• **EXERCISE AIM**
Where the string "data" occurs in the material below, report the whole line.

"""

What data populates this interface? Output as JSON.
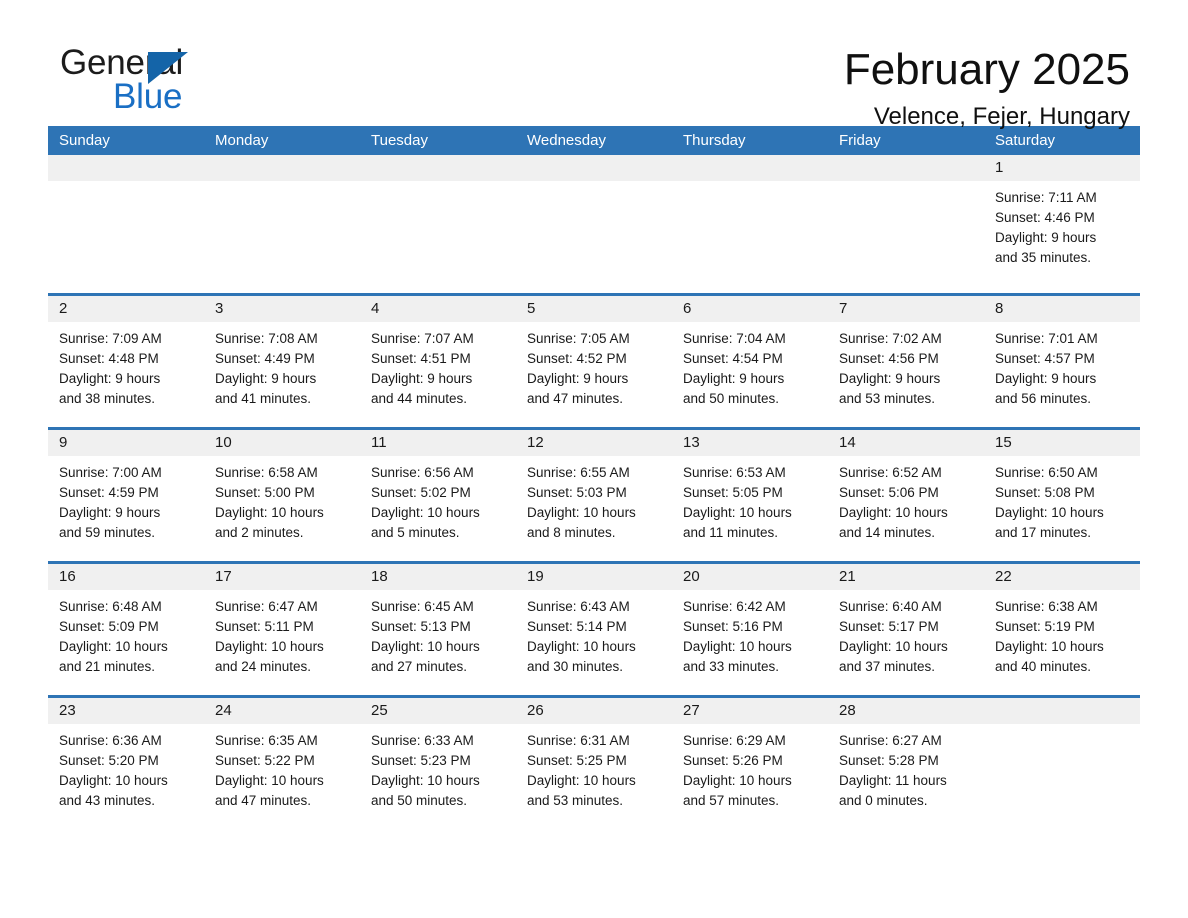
{
  "logo": {
    "word_one": "General",
    "word_two": "Blue",
    "triangle_color": "#1464a8",
    "blue_color": "#1a6fc4"
  },
  "header": {
    "title": "February 2025",
    "subtitle": "Velence, Fejer, Hungary"
  },
  "theme": {
    "header_blue": "#2e74b5",
    "row_band": "#f0f0f0",
    "text": "#1a1a1a"
  },
  "weekdays": [
    "Sunday",
    "Monday",
    "Tuesday",
    "Wednesday",
    "Thursday",
    "Friday",
    "Saturday"
  ],
  "weeks": [
    [
      {
        "day": "",
        "sunrise": "",
        "sunset": "",
        "daylight_line1": "",
        "daylight_line2": ""
      },
      {
        "day": "",
        "sunrise": "",
        "sunset": "",
        "daylight_line1": "",
        "daylight_line2": ""
      },
      {
        "day": "",
        "sunrise": "",
        "sunset": "",
        "daylight_line1": "",
        "daylight_line2": ""
      },
      {
        "day": "",
        "sunrise": "",
        "sunset": "",
        "daylight_line1": "",
        "daylight_line2": ""
      },
      {
        "day": "",
        "sunrise": "",
        "sunset": "",
        "daylight_line1": "",
        "daylight_line2": ""
      },
      {
        "day": "",
        "sunrise": "",
        "sunset": "",
        "daylight_line1": "",
        "daylight_line2": ""
      },
      {
        "day": "1",
        "sunrise": "Sunrise: 7:11 AM",
        "sunset": "Sunset: 4:46 PM",
        "daylight_line1": "Daylight: 9 hours",
        "daylight_line2": "and 35 minutes."
      }
    ],
    [
      {
        "day": "2",
        "sunrise": "Sunrise: 7:09 AM",
        "sunset": "Sunset: 4:48 PM",
        "daylight_line1": "Daylight: 9 hours",
        "daylight_line2": "and 38 minutes."
      },
      {
        "day": "3",
        "sunrise": "Sunrise: 7:08 AM",
        "sunset": "Sunset: 4:49 PM",
        "daylight_line1": "Daylight: 9 hours",
        "daylight_line2": "and 41 minutes."
      },
      {
        "day": "4",
        "sunrise": "Sunrise: 7:07 AM",
        "sunset": "Sunset: 4:51 PM",
        "daylight_line1": "Daylight: 9 hours",
        "daylight_line2": "and 44 minutes."
      },
      {
        "day": "5",
        "sunrise": "Sunrise: 7:05 AM",
        "sunset": "Sunset: 4:52 PM",
        "daylight_line1": "Daylight: 9 hours",
        "daylight_line2": "and 47 minutes."
      },
      {
        "day": "6",
        "sunrise": "Sunrise: 7:04 AM",
        "sunset": "Sunset: 4:54 PM",
        "daylight_line1": "Daylight: 9 hours",
        "daylight_line2": "and 50 minutes."
      },
      {
        "day": "7",
        "sunrise": "Sunrise: 7:02 AM",
        "sunset": "Sunset: 4:56 PM",
        "daylight_line1": "Daylight: 9 hours",
        "daylight_line2": "and 53 minutes."
      },
      {
        "day": "8",
        "sunrise": "Sunrise: 7:01 AM",
        "sunset": "Sunset: 4:57 PM",
        "daylight_line1": "Daylight: 9 hours",
        "daylight_line2": "and 56 minutes."
      }
    ],
    [
      {
        "day": "9",
        "sunrise": "Sunrise: 7:00 AM",
        "sunset": "Sunset: 4:59 PM",
        "daylight_line1": "Daylight: 9 hours",
        "daylight_line2": "and 59 minutes."
      },
      {
        "day": "10",
        "sunrise": "Sunrise: 6:58 AM",
        "sunset": "Sunset: 5:00 PM",
        "daylight_line1": "Daylight: 10 hours",
        "daylight_line2": "and 2 minutes."
      },
      {
        "day": "11",
        "sunrise": "Sunrise: 6:56 AM",
        "sunset": "Sunset: 5:02 PM",
        "daylight_line1": "Daylight: 10 hours",
        "daylight_line2": "and 5 minutes."
      },
      {
        "day": "12",
        "sunrise": "Sunrise: 6:55 AM",
        "sunset": "Sunset: 5:03 PM",
        "daylight_line1": "Daylight: 10 hours",
        "daylight_line2": "and 8 minutes."
      },
      {
        "day": "13",
        "sunrise": "Sunrise: 6:53 AM",
        "sunset": "Sunset: 5:05 PM",
        "daylight_line1": "Daylight: 10 hours",
        "daylight_line2": "and 11 minutes."
      },
      {
        "day": "14",
        "sunrise": "Sunrise: 6:52 AM",
        "sunset": "Sunset: 5:06 PM",
        "daylight_line1": "Daylight: 10 hours",
        "daylight_line2": "and 14 minutes."
      },
      {
        "day": "15",
        "sunrise": "Sunrise: 6:50 AM",
        "sunset": "Sunset: 5:08 PM",
        "daylight_line1": "Daylight: 10 hours",
        "daylight_line2": "and 17 minutes."
      }
    ],
    [
      {
        "day": "16",
        "sunrise": "Sunrise: 6:48 AM",
        "sunset": "Sunset: 5:09 PM",
        "daylight_line1": "Daylight: 10 hours",
        "daylight_line2": "and 21 minutes."
      },
      {
        "day": "17",
        "sunrise": "Sunrise: 6:47 AM",
        "sunset": "Sunset: 5:11 PM",
        "daylight_line1": "Daylight: 10 hours",
        "daylight_line2": "and 24 minutes."
      },
      {
        "day": "18",
        "sunrise": "Sunrise: 6:45 AM",
        "sunset": "Sunset: 5:13 PM",
        "daylight_line1": "Daylight: 10 hours",
        "daylight_line2": "and 27 minutes."
      },
      {
        "day": "19",
        "sunrise": "Sunrise: 6:43 AM",
        "sunset": "Sunset: 5:14 PM",
        "daylight_line1": "Daylight: 10 hours",
        "daylight_line2": "and 30 minutes."
      },
      {
        "day": "20",
        "sunrise": "Sunrise: 6:42 AM",
        "sunset": "Sunset: 5:16 PM",
        "daylight_line1": "Daylight: 10 hours",
        "daylight_line2": "and 33 minutes."
      },
      {
        "day": "21",
        "sunrise": "Sunrise: 6:40 AM",
        "sunset": "Sunset: 5:17 PM",
        "daylight_line1": "Daylight: 10 hours",
        "daylight_line2": "and 37 minutes."
      },
      {
        "day": "22",
        "sunrise": "Sunrise: 6:38 AM",
        "sunset": "Sunset: 5:19 PM",
        "daylight_line1": "Daylight: 10 hours",
        "daylight_line2": "and 40 minutes."
      }
    ],
    [
      {
        "day": "23",
        "sunrise": "Sunrise: 6:36 AM",
        "sunset": "Sunset: 5:20 PM",
        "daylight_line1": "Daylight: 10 hours",
        "daylight_line2": "and 43 minutes."
      },
      {
        "day": "24",
        "sunrise": "Sunrise: 6:35 AM",
        "sunset": "Sunset: 5:22 PM",
        "daylight_line1": "Daylight: 10 hours",
        "daylight_line2": "and 47 minutes."
      },
      {
        "day": "25",
        "sunrise": "Sunrise: 6:33 AM",
        "sunset": "Sunset: 5:23 PM",
        "daylight_line1": "Daylight: 10 hours",
        "daylight_line2": "and 50 minutes."
      },
      {
        "day": "26",
        "sunrise": "Sunrise: 6:31 AM",
        "sunset": "Sunset: 5:25 PM",
        "daylight_line1": "Daylight: 10 hours",
        "daylight_line2": "and 53 minutes."
      },
      {
        "day": "27",
        "sunrise": "Sunrise: 6:29 AM",
        "sunset": "Sunset: 5:26 PM",
        "daylight_line1": "Daylight: 10 hours",
        "daylight_line2": "and 57 minutes."
      },
      {
        "day": "28",
        "sunrise": "Sunrise: 6:27 AM",
        "sunset": "Sunset: 5:28 PM",
        "daylight_line1": "Daylight: 11 hours",
        "daylight_line2": "and 0 minutes."
      },
      {
        "day": "",
        "sunrise": "",
        "sunset": "",
        "daylight_line1": "",
        "daylight_line2": ""
      }
    ]
  ]
}
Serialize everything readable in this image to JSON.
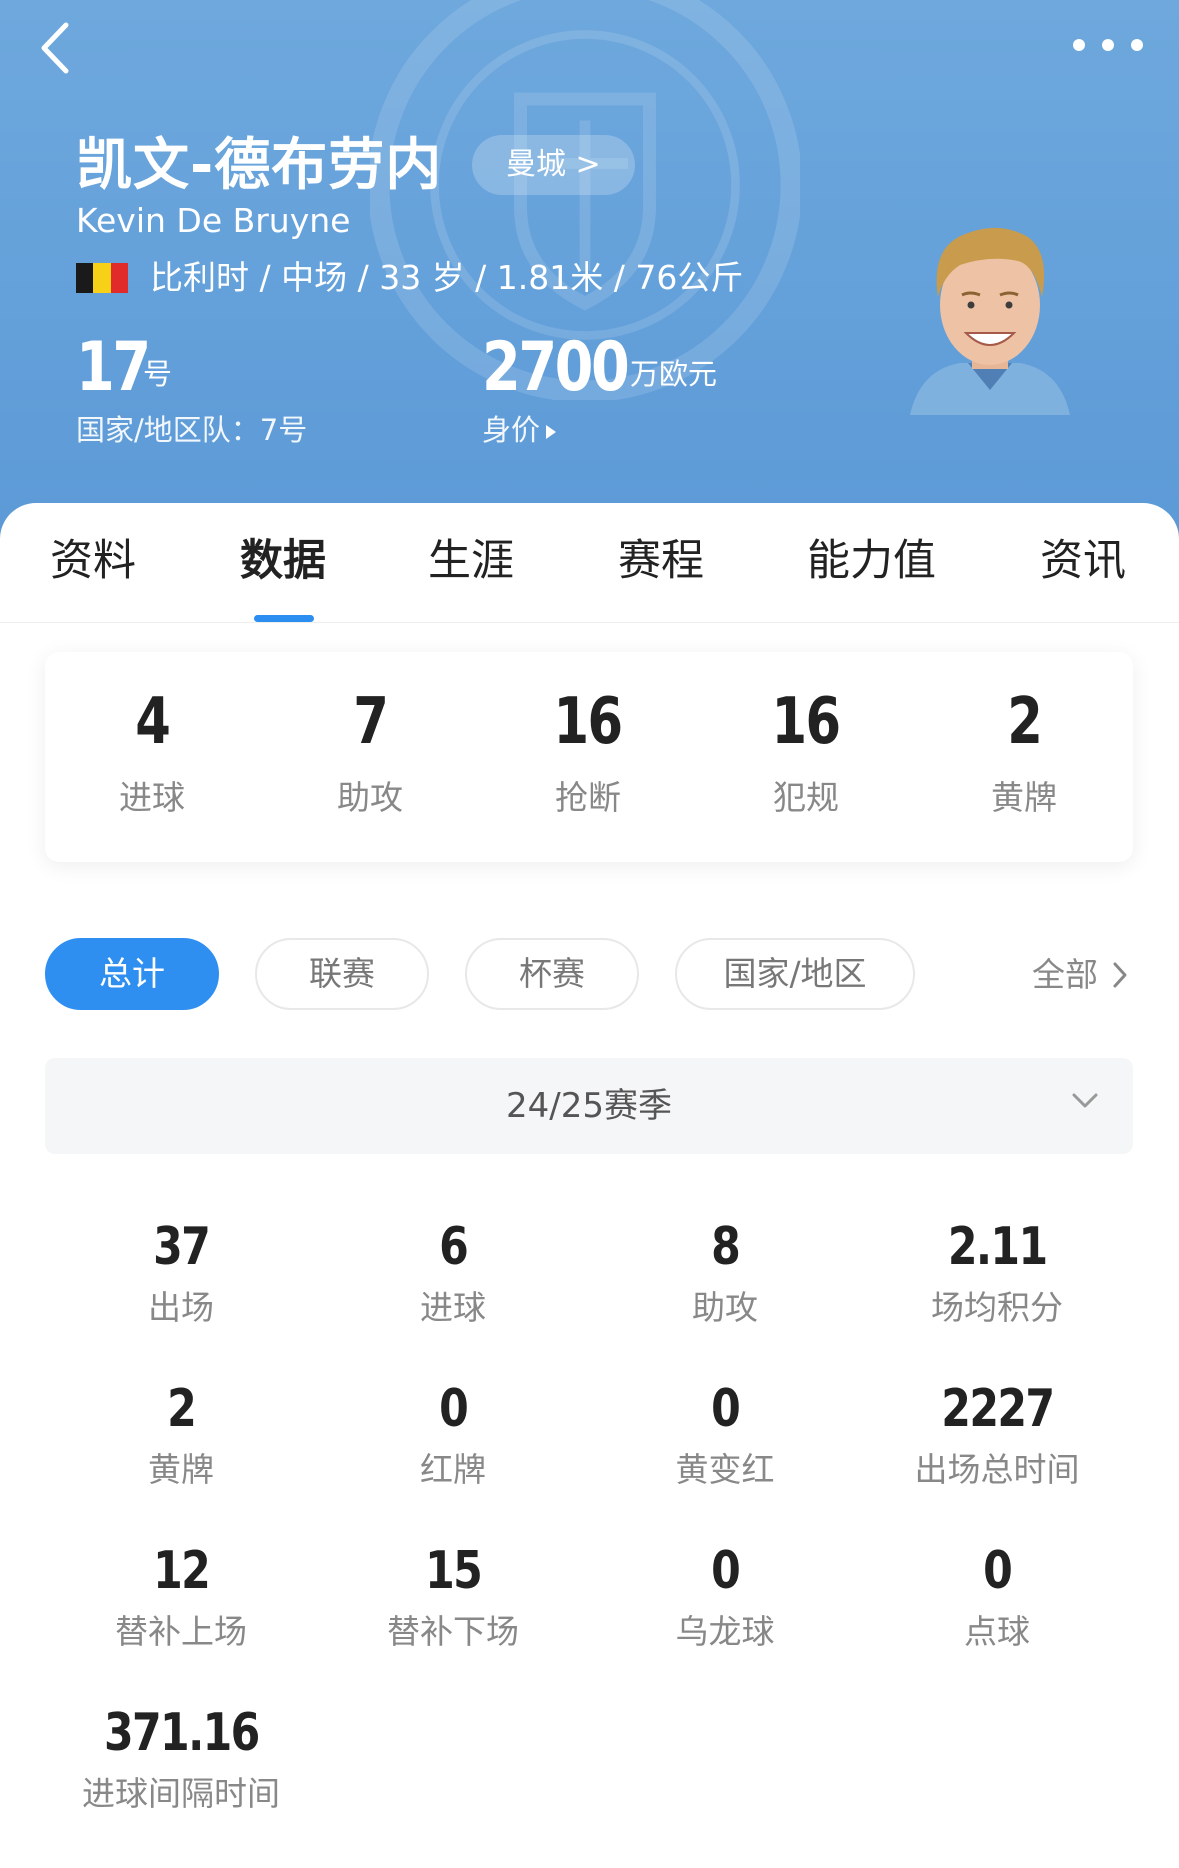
{
  "header": {
    "name_cn": "凯文-德布劳内",
    "name_en": "Kevin De Bruyne",
    "club_link": "曼城 >",
    "bio": "比利时 / 中场 / 33 岁 / 1.81米 / 76公斤",
    "shirt_number": "17",
    "shirt_unit": "号",
    "national_number": "国家/地区队：7号",
    "market_value": "2700",
    "market_value_unit": "万欧元",
    "market_value_label": "身价",
    "flag_colors": [
      "#1a1a1a",
      "#f7d117",
      "#e12a2a"
    ],
    "crest_icon": "manchester-city-crest-watermark"
  },
  "tabs": [
    {
      "label": "资料"
    },
    {
      "label": "数据"
    },
    {
      "label": "生涯"
    },
    {
      "label": "赛程"
    },
    {
      "label": "能力值"
    },
    {
      "label": "资讯"
    }
  ],
  "active_tab": "数据",
  "summary": [
    {
      "value": "4",
      "label": "进球"
    },
    {
      "value": "7",
      "label": "助攻"
    },
    {
      "value": "16",
      "label": "抢断"
    },
    {
      "value": "16",
      "label": "犯规"
    },
    {
      "value": "2",
      "label": "黄牌"
    }
  ],
  "filters": [
    {
      "label": "总计",
      "active": true
    },
    {
      "label": "联赛",
      "active": false
    },
    {
      "label": "杯赛",
      "active": false
    },
    {
      "label": "国家/地区",
      "active": false
    }
  ],
  "filters_all": "全部",
  "season": "24/25赛季",
  "stats": [
    {
      "value": "37",
      "label": "出场"
    },
    {
      "value": "6",
      "label": "进球"
    },
    {
      "value": "8",
      "label": "助攻"
    },
    {
      "value": "2.11",
      "label": "场均积分"
    },
    {
      "value": "2",
      "label": "黄牌"
    },
    {
      "value": "0",
      "label": "红牌"
    },
    {
      "value": "0",
      "label": "黄变红"
    },
    {
      "value": "2227",
      "label": "出场总时间"
    },
    {
      "value": "12",
      "label": "替补上场"
    },
    {
      "value": "15",
      "label": "替补下场"
    },
    {
      "value": "0",
      "label": "乌龙球"
    },
    {
      "value": "0",
      "label": "点球"
    },
    {
      "value": "371.16",
      "label": "进球间隔时间"
    }
  ],
  "colors": {
    "header_bg": "#5c9ad7",
    "accent": "#2f8ff1",
    "text_primary": "#222222",
    "text_secondary": "#888888"
  }
}
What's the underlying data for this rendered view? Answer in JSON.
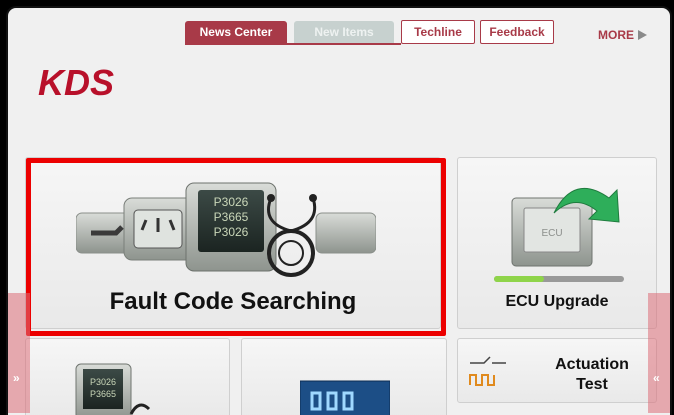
{
  "tabs": [
    {
      "label": "News Center"
    },
    {
      "label": "New Items"
    },
    {
      "label": "Techline"
    },
    {
      "label": "Feedback"
    }
  ],
  "more_label": "MORE",
  "logo_text": "KDS",
  "fault_card": {
    "label": "Fault Code Searching",
    "codes": [
      "P3026",
      "P3665",
      "P3026"
    ]
  },
  "ecu_card": {
    "label": "ECU Upgrade",
    "chip_text": "ECU"
  },
  "actuation_card": {
    "label_line1": "Actuation",
    "label_line2": "Test"
  },
  "bottom_left_codes": [
    "P3026",
    "P3665"
  ],
  "side_left": "»",
  "side_right": "«",
  "colors": {
    "accent": "#a83a48",
    "highlight": "#ec0000",
    "progress": "#8fd44a",
    "arrow": "#2eae5a"
  }
}
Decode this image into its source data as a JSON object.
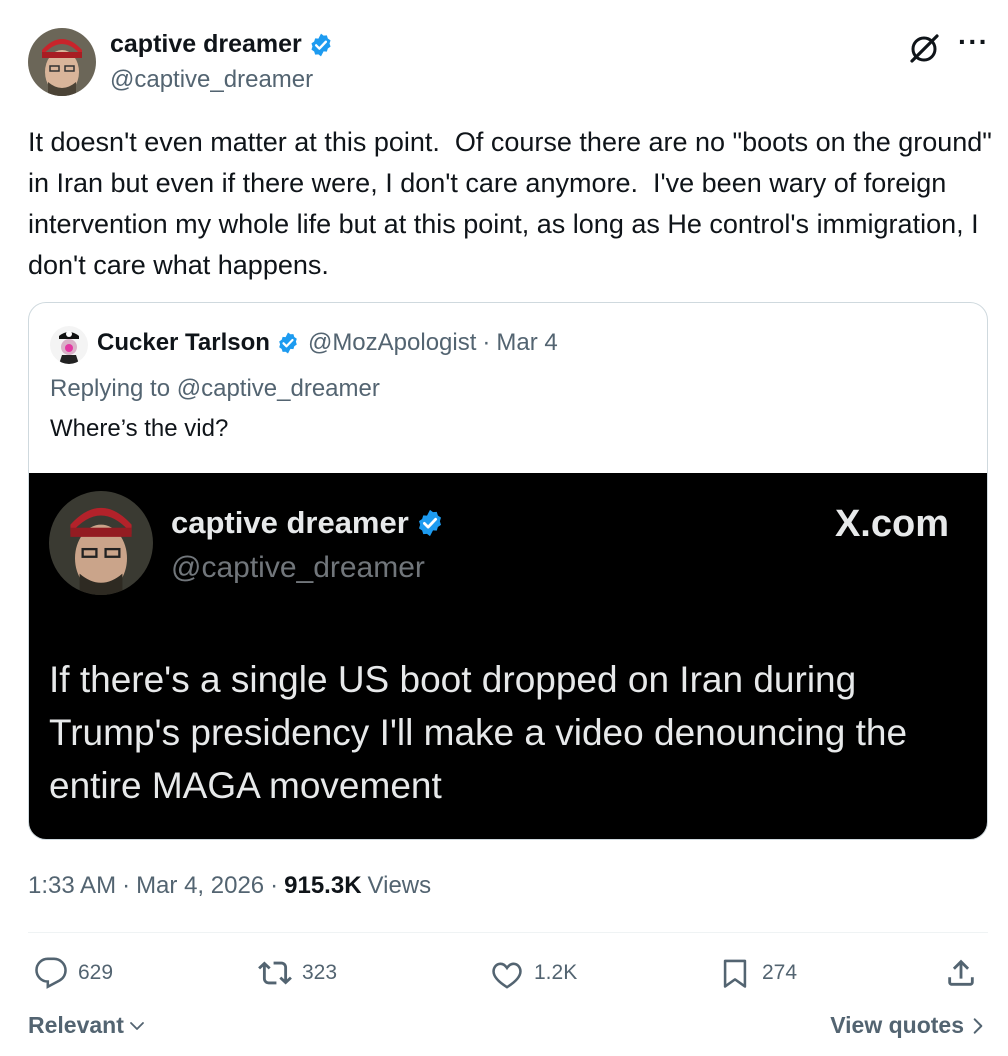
{
  "author": {
    "name": "captive dreamer",
    "handle": "@captive_dreamer",
    "verified_color": "#1d9bf0"
  },
  "tweet": {
    "text": "It doesn't even matter at this point.  Of course there are no \"boots on the ground\" in Iran but even if there were, I don't care anymore.  I've been wary of foreign intervention my whole life but at this point, as long as He control's immigration, I don't care what happens."
  },
  "quote": {
    "name": "Cucker Tarlson",
    "handle": "@MozApologist",
    "separator": "·",
    "date": "Mar 4",
    "replying_to": "Replying to @captive_dreamer",
    "text": "Where’s the vid?",
    "media": {
      "name": "captive dreamer",
      "handle": "@captive_dreamer",
      "brand": "X.com",
      "text": "If there's a single US boot dropped on Iran during Trump's presidency I'll make a video denouncing the entire MAGA movement"
    }
  },
  "meta": {
    "time": "1:33 AM",
    "sep1": "·",
    "date": "Mar 4, 2026",
    "sep2": "·",
    "views_count": "915.3K",
    "views_label": "Views"
  },
  "actions": {
    "replies": "629",
    "reposts": "323",
    "likes": "1.2K",
    "bookmarks": "274"
  },
  "footer": {
    "sort_label": "Relevant",
    "view_quotes": "View quotes"
  },
  "icons": {
    "top_right": [
      "grok-icon",
      "more-icon"
    ],
    "actions": [
      "reply-icon",
      "repost-icon",
      "like-icon",
      "bookmark-icon",
      "share-icon"
    ]
  },
  "colors": {
    "text": "#0f1419",
    "secondary": "#536471",
    "verified": "#1d9bf0",
    "border": "#cfd9de",
    "media_bg": "#000000"
  }
}
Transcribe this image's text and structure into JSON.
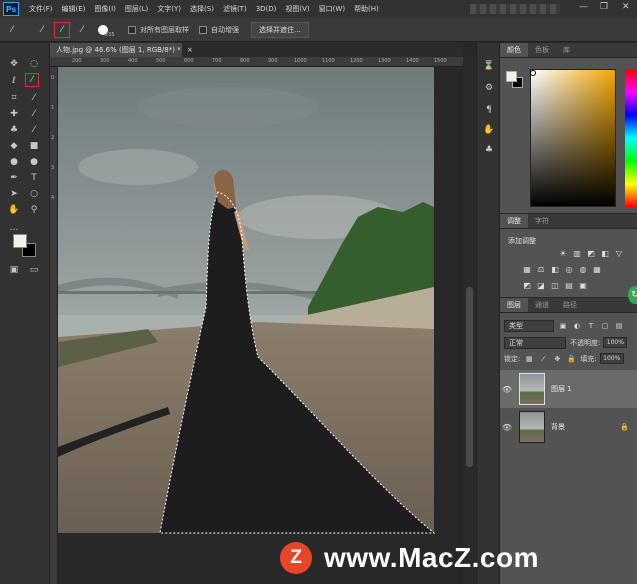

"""

• **TASK ANSWER**
What data populates this interface? Output as JSON.
What's the underlying data for this rendered view? Answer in JSON.
Decode this image into its source data as a JSON object.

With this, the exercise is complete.